Source data:
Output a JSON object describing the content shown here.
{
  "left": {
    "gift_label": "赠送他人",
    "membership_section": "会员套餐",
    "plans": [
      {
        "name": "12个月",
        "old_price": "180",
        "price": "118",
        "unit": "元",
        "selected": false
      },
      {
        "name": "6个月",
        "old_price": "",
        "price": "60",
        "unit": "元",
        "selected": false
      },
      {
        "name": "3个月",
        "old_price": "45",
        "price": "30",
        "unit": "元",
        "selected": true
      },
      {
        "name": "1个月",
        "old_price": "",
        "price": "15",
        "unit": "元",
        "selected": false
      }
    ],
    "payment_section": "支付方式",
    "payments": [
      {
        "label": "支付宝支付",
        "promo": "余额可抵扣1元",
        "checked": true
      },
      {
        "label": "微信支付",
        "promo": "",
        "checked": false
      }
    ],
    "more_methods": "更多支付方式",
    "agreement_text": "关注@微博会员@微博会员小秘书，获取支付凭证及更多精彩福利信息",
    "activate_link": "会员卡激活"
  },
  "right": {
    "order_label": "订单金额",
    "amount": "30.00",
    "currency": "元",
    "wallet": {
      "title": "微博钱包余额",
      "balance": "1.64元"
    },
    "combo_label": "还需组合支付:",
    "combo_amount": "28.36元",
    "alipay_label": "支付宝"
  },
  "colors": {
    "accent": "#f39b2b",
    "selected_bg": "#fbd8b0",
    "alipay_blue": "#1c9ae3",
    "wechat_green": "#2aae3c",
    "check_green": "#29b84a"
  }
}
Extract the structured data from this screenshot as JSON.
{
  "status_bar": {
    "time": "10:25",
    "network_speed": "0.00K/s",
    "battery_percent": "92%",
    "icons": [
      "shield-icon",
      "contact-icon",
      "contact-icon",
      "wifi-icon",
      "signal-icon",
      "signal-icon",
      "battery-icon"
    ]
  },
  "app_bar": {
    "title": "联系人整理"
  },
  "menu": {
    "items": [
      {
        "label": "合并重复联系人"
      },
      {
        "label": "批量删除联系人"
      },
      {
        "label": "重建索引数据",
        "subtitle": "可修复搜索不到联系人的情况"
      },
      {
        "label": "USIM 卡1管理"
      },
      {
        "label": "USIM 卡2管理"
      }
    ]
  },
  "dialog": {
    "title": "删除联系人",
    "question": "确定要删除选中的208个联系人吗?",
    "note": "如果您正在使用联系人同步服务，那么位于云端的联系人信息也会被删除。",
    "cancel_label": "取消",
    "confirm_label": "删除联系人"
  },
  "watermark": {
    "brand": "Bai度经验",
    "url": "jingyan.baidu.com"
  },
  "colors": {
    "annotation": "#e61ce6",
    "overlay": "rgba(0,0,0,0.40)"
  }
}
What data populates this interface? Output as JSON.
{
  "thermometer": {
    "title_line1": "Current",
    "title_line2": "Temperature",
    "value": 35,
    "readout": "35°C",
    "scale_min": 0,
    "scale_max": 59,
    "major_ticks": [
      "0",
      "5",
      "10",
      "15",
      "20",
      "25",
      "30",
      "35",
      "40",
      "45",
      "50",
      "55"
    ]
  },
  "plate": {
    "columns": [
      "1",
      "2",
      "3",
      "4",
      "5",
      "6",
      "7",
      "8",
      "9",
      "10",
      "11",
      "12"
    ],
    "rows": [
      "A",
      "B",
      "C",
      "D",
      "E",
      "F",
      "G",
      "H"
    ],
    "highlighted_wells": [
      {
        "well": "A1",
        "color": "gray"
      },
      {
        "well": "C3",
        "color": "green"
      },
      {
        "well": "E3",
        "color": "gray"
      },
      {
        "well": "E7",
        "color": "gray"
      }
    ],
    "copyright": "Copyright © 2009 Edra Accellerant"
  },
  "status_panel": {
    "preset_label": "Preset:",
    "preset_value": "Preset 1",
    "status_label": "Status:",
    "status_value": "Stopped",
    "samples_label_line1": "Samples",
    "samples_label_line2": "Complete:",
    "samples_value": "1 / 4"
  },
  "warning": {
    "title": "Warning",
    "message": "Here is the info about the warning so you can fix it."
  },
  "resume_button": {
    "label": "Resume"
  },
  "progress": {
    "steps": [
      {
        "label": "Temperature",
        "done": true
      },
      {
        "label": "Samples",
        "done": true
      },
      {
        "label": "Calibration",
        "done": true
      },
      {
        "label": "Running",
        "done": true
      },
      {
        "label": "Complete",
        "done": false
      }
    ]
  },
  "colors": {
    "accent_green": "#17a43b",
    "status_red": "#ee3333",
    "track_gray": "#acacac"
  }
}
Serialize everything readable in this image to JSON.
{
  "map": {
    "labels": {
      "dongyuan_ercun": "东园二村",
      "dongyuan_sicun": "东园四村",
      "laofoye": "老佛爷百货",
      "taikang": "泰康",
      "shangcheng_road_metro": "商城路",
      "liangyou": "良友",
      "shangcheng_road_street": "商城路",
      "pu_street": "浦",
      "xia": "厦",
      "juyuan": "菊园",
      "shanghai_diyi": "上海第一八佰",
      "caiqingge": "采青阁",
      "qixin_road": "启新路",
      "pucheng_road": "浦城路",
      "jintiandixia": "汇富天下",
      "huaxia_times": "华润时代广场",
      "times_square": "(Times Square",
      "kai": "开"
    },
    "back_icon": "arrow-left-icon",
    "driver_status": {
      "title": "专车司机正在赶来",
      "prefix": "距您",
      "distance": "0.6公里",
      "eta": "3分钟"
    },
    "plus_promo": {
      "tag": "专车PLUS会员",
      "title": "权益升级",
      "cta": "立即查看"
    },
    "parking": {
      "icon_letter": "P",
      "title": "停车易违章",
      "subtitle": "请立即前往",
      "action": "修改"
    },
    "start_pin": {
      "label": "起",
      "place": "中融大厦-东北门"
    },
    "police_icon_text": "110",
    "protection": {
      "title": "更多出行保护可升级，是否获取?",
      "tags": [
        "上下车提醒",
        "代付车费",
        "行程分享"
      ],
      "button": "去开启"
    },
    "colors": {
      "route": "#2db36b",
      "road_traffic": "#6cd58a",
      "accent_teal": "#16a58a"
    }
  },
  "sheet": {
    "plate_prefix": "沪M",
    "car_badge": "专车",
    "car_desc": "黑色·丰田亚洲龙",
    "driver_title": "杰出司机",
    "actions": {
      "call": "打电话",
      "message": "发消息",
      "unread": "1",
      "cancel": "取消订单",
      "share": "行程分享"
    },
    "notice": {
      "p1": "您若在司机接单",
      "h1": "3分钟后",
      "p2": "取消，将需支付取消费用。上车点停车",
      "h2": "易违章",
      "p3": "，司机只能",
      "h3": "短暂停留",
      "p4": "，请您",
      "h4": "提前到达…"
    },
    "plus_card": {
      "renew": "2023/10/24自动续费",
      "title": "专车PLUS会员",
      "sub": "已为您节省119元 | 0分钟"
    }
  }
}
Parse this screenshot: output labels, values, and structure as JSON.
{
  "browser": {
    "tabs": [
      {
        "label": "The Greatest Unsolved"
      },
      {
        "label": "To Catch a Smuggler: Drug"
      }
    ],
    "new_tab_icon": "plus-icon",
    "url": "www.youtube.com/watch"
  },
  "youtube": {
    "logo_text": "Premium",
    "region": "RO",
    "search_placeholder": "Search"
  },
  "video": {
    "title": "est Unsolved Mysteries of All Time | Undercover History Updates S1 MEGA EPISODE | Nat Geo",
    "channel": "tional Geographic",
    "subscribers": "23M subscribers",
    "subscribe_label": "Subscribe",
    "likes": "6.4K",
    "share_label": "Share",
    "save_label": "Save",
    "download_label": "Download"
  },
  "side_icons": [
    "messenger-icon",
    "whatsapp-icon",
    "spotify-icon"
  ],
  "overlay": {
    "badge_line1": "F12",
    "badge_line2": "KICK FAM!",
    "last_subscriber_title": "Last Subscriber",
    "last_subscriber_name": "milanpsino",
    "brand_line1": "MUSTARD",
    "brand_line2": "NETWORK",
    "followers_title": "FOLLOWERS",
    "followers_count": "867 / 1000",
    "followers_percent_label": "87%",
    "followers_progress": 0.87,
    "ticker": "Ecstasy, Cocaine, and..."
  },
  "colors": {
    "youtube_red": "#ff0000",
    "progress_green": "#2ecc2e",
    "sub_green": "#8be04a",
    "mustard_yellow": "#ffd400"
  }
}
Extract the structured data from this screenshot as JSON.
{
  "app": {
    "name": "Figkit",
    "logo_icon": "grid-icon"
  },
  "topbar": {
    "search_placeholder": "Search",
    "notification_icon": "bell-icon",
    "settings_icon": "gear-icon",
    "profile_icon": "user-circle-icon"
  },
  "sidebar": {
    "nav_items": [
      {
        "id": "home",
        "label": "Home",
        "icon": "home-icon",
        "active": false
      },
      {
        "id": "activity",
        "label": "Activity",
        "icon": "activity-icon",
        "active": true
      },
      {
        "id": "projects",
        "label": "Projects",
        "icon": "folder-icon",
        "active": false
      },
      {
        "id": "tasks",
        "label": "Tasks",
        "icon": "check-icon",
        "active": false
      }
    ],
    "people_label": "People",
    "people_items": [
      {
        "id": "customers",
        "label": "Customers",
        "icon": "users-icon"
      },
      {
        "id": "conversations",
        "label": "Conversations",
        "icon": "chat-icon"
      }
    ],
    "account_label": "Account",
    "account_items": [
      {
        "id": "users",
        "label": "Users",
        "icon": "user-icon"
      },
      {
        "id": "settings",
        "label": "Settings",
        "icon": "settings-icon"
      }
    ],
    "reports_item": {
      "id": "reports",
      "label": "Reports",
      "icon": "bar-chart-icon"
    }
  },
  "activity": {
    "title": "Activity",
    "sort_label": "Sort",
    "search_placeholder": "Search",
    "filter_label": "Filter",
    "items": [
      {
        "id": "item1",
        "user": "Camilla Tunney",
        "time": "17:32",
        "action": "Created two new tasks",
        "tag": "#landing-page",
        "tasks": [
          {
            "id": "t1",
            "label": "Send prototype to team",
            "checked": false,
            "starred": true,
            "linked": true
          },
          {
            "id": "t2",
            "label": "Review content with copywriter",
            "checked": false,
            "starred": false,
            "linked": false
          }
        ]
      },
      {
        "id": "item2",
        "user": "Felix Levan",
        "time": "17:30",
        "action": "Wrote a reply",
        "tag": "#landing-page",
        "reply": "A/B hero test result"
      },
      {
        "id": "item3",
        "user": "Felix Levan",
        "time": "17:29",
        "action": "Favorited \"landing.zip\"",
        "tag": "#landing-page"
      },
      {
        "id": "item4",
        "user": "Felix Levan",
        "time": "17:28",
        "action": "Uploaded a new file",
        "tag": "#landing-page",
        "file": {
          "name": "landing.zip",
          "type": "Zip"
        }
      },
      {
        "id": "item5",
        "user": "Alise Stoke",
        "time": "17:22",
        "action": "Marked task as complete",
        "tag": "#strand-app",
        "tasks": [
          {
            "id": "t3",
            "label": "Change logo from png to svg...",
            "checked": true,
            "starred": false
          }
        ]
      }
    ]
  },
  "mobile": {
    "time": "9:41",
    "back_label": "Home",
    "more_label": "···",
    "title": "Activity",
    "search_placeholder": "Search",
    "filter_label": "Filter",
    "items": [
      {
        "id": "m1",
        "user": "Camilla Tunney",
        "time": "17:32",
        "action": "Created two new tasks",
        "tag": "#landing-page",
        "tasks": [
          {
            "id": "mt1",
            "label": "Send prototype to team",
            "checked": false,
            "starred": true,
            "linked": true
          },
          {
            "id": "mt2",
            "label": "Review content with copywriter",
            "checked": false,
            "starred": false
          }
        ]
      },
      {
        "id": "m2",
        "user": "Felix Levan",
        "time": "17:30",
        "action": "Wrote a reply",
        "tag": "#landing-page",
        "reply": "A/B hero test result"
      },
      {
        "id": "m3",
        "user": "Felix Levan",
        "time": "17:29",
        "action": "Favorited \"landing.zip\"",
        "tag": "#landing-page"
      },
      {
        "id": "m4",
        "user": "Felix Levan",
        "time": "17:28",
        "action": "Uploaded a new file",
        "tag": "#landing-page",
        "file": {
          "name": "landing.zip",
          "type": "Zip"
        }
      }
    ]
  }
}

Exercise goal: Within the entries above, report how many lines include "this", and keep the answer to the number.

The completed task: 5